WHAT THE TASK REQUIRES: Everything in the records below must be repeated exactly, except the pictures.

RECORDS SHOWN:
++++++

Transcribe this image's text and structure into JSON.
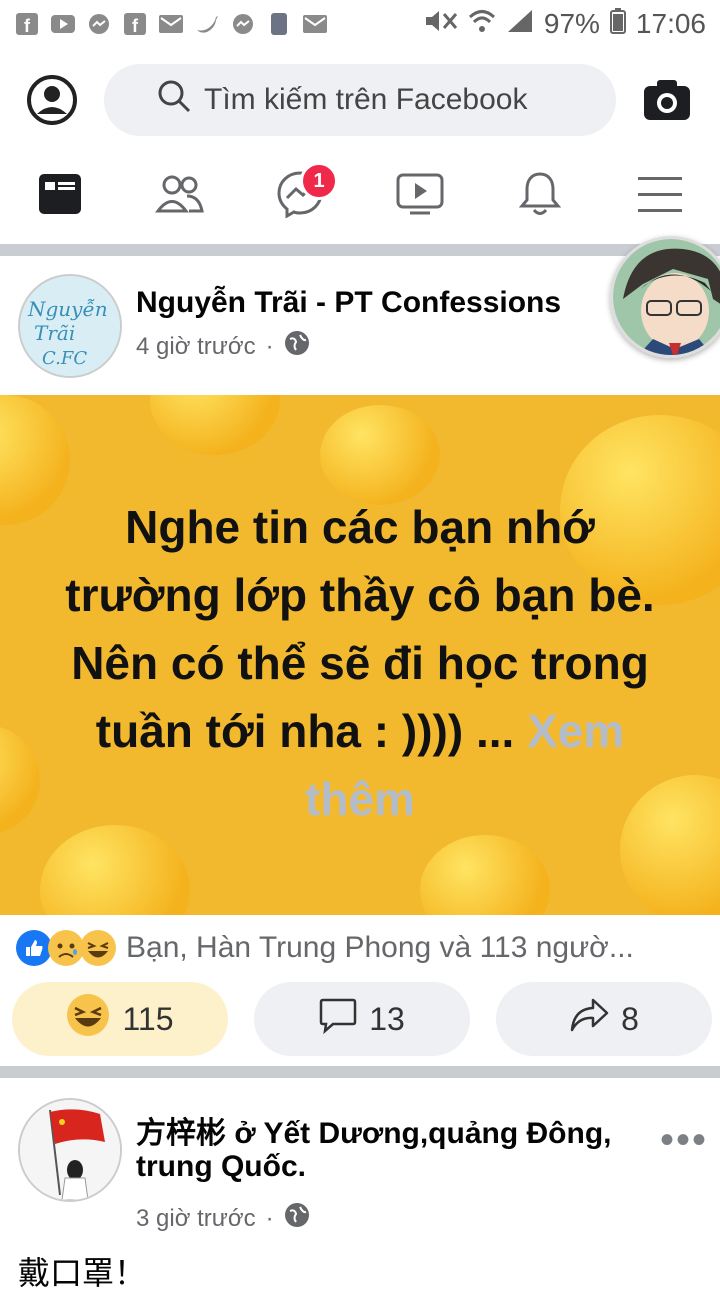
{
  "status": {
    "battery": "97%",
    "time": "17:06"
  },
  "search": {
    "placeholder": "Tìm kiếm trên Facebook"
  },
  "nav": {
    "messenger_badge": "1"
  },
  "post1": {
    "author": "Nguyễn Trãi - PT Confessions",
    "time": "4 giờ trước",
    "text": "Nghe tin các bạn nhớ trường lớp thầy cô bạn bè. Nên có thể sẽ đi học trong tuần tới nha : )))) ...",
    "see_more": "Xem thêm",
    "reactions_summary": "Bạn, Hàn Trung Phong và 113 ngườ...",
    "react_count": "115",
    "comment_count": "13",
    "share_count": "8"
  },
  "post2": {
    "author_line1": "方梓彬 ở Yết Dương,quảng Đông,",
    "author_line2": "trung Quốc.",
    "time": "3 giờ trước",
    "text": "戴口罩！"
  },
  "colors": {
    "accent": "#f02849",
    "like_blue": "#1877f2",
    "post_bg": "#f2b92f"
  }
}
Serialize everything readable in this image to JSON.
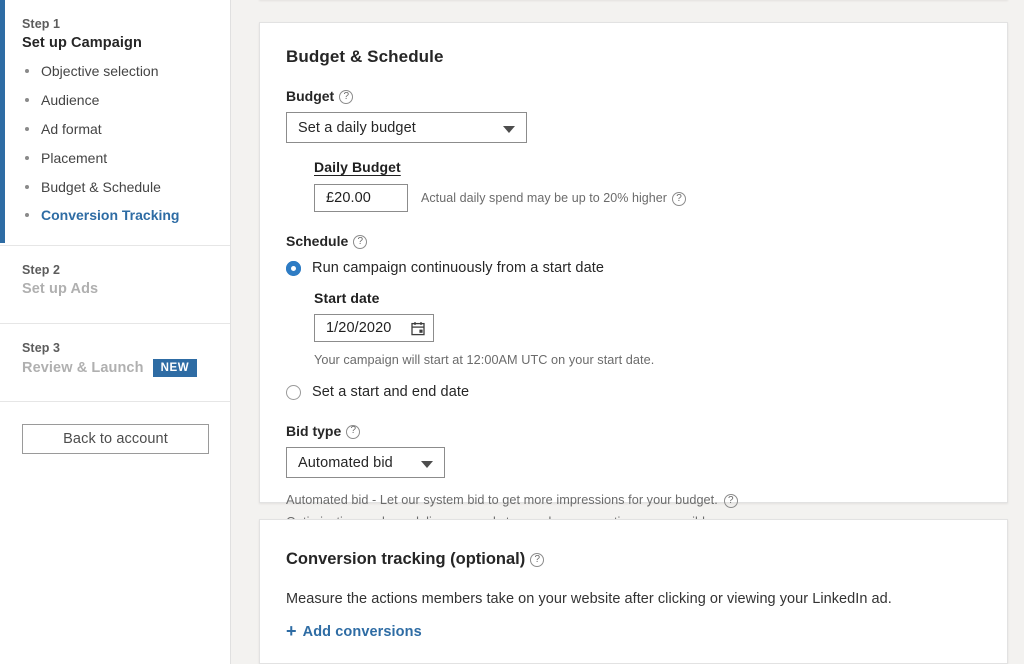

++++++

EXPECTED ANSWER:
Transcribe this image's text and structure into JSON.
{
  "status": {
    "battery": "97%",
    "time": "17:06"
  },
  "search": {
    "placeholder": "Tìm kiếm trên Facebook"
  },
  "nav": {
    "messenger_badge": "1"
  },
  "post1": {
    "author": "Nguyễn Trãi - PT Confessions",
    "time": "4 giờ trước",
    "text": "Nghe tin các bạn nhớ trường lớp thầy cô bạn bè. Nên có thể sẽ đi học trong tuần tới nha : )))) ...",
    "see_more": "Xem thêm",
    "reactions_summary": "Bạn, Hàn Trung Phong và 113 ngườ...",
    "react_count": "115",
    "comment_count": "13",
    "share_count": "8"
  },
  "post2": {
    "author_line1": "方梓彬 ở Yết Dương,quảng Đông,",
    "author_line2": "trung Quốc.",
    "time": "3 giờ trước",
    "text": "戴口罩！"
  },
  "colors": {
    "accent": "#f02849",
    "like_blue": "#1877f2",
    "post_bg": "#f2b92f"
  }
}
Serialize everything readable in this image to JSON.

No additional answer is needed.